    Why were they sold? I've already talked about that.

    But why did they get high ratings? Because if they didn't get high ratings they wouldn't be marketed. The CDOs are derivatives created by derivative experts using complex math. They would hammer and jam together different bonds until the whole behaved better than the individual parts. It's easy. The models might have also been wrong so it's not a surprise they were originally thought of as safe.

    Noko, that's not true. The government is always as good as their people want it to be. Why continue to elect corrupt morons in office? And I don't mean just Bush. Education is at the base of all things, that's what I'm doing. And don't worry, I am taking advantage of the opportunities, but I feel money for the sake of it is empty.
  5. Daal


    tons of people in congress dont believe in evolution(including ron paul), others think free trade is bad, others think government run enterprises more effectively than the private market. the level of ignorance on the regulators creates a problem that you failed to solve
  6. Daal


    btw, I already explained to you that limiting peoples behavior with regulation will decrease the amount of mistakes or fraud associated with that behavior, you seem regard that as a 'good thing'. by that logic locking every mortgage lender in jail would be great because it would have prevented the housing bubble.
  7. I don't exactly understand what you're saying, the 2nd and 3rd example are open for debate, and you're still generalizing.

    And it all begins with education, you get the word out and start debate. If the regulators are incompetent, you retrain them or you fire them.
  8. vince111


    bear sterns and citigroup failing or going bankrupt is how the free market 'regulates' industries or markets.,,,but gov't intervention and self-interest gov't lobby groups interfere with the 'free market'.

  9. You bring up very valid points which show merit. The difference between us is that I have absolutely no concern about who's in office, what policies are in place, what regulations are in force. I do think the USA is a pretty good place to invest, and I'm pretty bullish on America as a whole, for a plethora of reasons. That being said, back in the 70's when I started trading in the wheat pit, I used to worry about all the news, reports, policies, numbers, and politics. I was a real junkie for reports and releases, trying to trade them. I found that my excessive concern was affecting my edge, so I learned to divorce myself from events and emotions, and concentrate on trading. It took me a few hard years to finally get over it, but I finally did. I figure that what's going to happen is going to happen whether I like it or not, so I might as well make a few bucks and worry about what really counts....my family, friends, neighborhood. As Tip O'Neill once said..."All politics are ultimately local."

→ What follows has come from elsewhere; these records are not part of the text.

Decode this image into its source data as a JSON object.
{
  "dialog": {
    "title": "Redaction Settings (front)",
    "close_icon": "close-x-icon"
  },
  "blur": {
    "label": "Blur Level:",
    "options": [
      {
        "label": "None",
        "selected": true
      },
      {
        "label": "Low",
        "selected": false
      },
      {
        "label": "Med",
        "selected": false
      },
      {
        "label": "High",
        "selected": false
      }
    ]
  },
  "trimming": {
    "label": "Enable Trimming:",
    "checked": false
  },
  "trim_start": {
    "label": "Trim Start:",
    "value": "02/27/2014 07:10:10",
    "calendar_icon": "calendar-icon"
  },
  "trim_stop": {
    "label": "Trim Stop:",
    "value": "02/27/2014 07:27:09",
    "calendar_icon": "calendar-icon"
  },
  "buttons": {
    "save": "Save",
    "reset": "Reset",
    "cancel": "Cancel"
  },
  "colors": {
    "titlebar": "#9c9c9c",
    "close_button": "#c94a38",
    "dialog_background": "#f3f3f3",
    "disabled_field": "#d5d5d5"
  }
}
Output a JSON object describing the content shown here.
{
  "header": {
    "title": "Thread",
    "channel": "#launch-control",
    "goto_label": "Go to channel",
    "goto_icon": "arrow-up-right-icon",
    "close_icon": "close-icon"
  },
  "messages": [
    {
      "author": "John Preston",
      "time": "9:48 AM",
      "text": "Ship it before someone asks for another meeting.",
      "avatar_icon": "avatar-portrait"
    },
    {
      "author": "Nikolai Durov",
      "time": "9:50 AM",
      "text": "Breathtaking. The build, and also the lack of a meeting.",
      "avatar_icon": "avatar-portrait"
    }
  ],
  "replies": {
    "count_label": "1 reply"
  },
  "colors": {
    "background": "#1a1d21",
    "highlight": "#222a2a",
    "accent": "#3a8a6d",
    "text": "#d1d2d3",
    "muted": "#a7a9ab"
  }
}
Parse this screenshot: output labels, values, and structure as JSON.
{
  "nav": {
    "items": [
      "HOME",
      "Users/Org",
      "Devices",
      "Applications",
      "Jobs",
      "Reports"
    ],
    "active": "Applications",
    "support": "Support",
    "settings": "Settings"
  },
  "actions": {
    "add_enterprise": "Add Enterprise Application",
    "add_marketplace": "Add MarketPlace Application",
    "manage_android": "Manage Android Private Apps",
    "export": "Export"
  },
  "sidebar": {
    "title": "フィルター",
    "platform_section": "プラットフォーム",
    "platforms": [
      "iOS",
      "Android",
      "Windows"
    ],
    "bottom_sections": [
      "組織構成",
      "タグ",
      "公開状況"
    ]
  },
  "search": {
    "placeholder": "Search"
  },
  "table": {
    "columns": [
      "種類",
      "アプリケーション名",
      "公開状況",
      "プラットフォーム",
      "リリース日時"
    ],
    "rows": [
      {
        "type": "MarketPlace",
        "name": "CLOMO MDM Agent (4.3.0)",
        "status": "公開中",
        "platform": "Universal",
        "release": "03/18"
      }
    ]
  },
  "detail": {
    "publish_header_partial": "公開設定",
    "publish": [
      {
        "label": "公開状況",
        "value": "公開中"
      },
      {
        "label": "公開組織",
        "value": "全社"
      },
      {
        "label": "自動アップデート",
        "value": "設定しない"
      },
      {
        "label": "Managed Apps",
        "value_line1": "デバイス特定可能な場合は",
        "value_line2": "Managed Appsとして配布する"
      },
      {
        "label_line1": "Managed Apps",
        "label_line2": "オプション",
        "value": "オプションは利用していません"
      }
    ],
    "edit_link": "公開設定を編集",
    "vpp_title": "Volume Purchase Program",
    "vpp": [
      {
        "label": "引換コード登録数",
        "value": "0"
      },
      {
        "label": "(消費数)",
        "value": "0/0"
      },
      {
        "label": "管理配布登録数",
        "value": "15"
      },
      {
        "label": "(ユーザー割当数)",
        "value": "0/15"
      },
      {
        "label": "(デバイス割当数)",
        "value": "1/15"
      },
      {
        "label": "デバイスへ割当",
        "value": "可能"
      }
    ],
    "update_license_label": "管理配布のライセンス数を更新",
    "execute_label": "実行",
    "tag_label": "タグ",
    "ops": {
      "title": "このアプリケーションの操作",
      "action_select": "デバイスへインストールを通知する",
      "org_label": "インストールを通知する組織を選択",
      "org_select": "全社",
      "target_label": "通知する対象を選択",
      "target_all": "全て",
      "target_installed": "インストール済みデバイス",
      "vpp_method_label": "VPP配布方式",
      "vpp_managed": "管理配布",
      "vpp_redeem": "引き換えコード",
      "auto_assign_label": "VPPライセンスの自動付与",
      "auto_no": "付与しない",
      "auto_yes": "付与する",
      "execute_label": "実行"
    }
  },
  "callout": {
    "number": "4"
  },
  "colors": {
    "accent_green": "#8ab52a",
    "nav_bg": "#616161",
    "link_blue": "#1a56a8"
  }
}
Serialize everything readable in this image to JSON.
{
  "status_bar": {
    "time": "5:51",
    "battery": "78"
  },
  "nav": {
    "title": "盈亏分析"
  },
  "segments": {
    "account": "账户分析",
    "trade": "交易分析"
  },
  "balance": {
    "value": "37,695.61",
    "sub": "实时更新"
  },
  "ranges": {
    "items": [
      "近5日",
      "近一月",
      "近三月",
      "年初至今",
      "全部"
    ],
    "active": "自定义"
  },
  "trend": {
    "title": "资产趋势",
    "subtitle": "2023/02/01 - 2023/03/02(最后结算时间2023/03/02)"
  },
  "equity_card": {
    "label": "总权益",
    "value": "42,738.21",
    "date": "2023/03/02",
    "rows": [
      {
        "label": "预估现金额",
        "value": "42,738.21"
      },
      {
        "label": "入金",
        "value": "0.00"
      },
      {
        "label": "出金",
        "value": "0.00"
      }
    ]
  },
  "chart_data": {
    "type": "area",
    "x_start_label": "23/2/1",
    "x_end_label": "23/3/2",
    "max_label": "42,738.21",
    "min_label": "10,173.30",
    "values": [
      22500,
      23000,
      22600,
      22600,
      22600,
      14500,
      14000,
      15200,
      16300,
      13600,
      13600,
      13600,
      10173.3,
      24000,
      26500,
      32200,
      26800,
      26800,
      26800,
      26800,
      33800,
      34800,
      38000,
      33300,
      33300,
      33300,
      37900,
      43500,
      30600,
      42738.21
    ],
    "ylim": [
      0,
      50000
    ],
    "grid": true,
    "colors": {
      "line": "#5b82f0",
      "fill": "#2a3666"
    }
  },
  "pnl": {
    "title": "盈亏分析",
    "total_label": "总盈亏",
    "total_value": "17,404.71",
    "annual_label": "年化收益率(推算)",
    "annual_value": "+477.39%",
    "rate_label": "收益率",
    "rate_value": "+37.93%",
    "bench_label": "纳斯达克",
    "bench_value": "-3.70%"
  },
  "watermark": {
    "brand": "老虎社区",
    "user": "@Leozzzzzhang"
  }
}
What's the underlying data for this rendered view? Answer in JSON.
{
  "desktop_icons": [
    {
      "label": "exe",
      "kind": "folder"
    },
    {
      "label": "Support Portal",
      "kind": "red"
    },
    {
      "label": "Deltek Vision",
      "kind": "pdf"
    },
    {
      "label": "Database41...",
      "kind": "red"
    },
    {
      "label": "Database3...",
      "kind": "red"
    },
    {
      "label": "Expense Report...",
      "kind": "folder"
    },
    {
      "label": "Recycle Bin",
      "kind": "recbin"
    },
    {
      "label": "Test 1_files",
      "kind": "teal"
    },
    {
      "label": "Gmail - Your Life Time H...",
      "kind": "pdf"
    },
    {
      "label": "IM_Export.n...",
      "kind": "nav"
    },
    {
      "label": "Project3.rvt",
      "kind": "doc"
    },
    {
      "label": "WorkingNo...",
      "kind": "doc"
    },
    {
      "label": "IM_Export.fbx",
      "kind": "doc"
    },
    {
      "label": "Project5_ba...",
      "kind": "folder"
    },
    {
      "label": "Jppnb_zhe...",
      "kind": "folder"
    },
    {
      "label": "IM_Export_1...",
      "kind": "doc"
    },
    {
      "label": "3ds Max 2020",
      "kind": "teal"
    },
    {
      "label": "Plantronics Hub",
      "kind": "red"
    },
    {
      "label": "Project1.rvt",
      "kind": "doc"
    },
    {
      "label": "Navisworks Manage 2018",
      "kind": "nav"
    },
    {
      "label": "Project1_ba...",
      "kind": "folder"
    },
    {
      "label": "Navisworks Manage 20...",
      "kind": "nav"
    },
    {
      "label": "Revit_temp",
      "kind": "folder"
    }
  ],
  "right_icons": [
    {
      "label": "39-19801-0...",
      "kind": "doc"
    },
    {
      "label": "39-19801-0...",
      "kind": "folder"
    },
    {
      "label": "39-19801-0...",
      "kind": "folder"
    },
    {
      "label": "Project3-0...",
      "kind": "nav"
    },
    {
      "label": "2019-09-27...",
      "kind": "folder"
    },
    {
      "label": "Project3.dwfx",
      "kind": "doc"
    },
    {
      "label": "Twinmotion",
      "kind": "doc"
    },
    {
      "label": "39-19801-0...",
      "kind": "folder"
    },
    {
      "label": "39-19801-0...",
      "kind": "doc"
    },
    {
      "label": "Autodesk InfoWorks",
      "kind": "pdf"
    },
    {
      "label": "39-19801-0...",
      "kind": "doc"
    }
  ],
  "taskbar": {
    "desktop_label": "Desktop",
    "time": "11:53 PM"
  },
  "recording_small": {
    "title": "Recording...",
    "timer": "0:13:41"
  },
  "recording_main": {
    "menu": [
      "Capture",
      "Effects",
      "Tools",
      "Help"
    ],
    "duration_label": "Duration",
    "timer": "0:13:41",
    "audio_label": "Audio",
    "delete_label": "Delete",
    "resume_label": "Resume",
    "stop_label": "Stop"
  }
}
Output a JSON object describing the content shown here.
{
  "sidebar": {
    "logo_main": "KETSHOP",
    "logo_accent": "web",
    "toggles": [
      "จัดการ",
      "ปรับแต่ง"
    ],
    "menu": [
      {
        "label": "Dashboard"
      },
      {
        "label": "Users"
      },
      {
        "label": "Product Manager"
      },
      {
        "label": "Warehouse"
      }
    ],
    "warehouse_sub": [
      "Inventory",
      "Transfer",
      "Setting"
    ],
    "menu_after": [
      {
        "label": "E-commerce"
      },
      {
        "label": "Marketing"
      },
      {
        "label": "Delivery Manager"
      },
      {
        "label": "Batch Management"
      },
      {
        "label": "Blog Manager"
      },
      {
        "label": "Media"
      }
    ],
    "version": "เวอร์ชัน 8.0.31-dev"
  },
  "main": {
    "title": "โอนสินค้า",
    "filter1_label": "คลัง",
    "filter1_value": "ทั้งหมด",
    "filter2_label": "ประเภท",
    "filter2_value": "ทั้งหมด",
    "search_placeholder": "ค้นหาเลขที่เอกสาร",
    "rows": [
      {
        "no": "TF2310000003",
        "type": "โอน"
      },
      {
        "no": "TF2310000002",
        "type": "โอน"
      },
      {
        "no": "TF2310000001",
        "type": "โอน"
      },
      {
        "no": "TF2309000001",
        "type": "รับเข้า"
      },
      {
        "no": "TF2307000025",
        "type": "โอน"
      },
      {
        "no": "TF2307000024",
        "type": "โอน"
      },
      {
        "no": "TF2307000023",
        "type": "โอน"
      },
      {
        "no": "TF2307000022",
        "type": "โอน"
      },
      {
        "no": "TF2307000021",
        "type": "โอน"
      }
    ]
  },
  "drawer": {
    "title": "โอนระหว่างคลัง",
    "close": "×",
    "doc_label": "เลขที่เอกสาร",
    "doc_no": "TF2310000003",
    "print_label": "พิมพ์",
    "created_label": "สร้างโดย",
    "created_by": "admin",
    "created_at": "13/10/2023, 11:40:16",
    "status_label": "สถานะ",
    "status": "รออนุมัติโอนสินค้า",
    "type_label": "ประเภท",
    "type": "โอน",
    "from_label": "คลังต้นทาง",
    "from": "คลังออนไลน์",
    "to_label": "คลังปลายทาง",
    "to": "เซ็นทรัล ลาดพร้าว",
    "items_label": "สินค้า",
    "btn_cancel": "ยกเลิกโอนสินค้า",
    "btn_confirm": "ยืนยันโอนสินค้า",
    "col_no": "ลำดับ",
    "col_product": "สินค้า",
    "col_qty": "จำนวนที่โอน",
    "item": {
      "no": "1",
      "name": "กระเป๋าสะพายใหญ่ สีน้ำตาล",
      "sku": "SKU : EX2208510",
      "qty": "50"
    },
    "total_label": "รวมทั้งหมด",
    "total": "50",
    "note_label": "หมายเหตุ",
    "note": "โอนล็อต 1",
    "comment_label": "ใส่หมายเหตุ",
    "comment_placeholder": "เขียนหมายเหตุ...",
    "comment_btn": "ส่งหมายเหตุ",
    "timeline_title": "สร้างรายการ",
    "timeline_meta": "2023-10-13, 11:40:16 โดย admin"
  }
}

    By the way, you had a very good post and brought up many points that some would consider "food for thought."
  10. Vince, Bear Sterns(well maybe Bear Sterns) and Citygroup should never fail. The way banks are setup, they can become insolvent pretty fast. I believe 100% big banks should never be allowed to fail, unless you want another great depression. If a bank the size of citygroup fails, it will wipe out bad loans but also good loans because of the leverage they use. It will decrease the money supply and the worst thing that can happen in our economy is deflation. That banks are propped up should not be seen as corrupt Wall Street tactics and government. Even the most rational populist advocate would have the same position.

    So we're stuck. That's why bank regulation is a must, because you cannot have a perfectly free market with banks of this size, it's a fantasy. As for the other industries it becomes more complicated.
    #10     May 19, 2008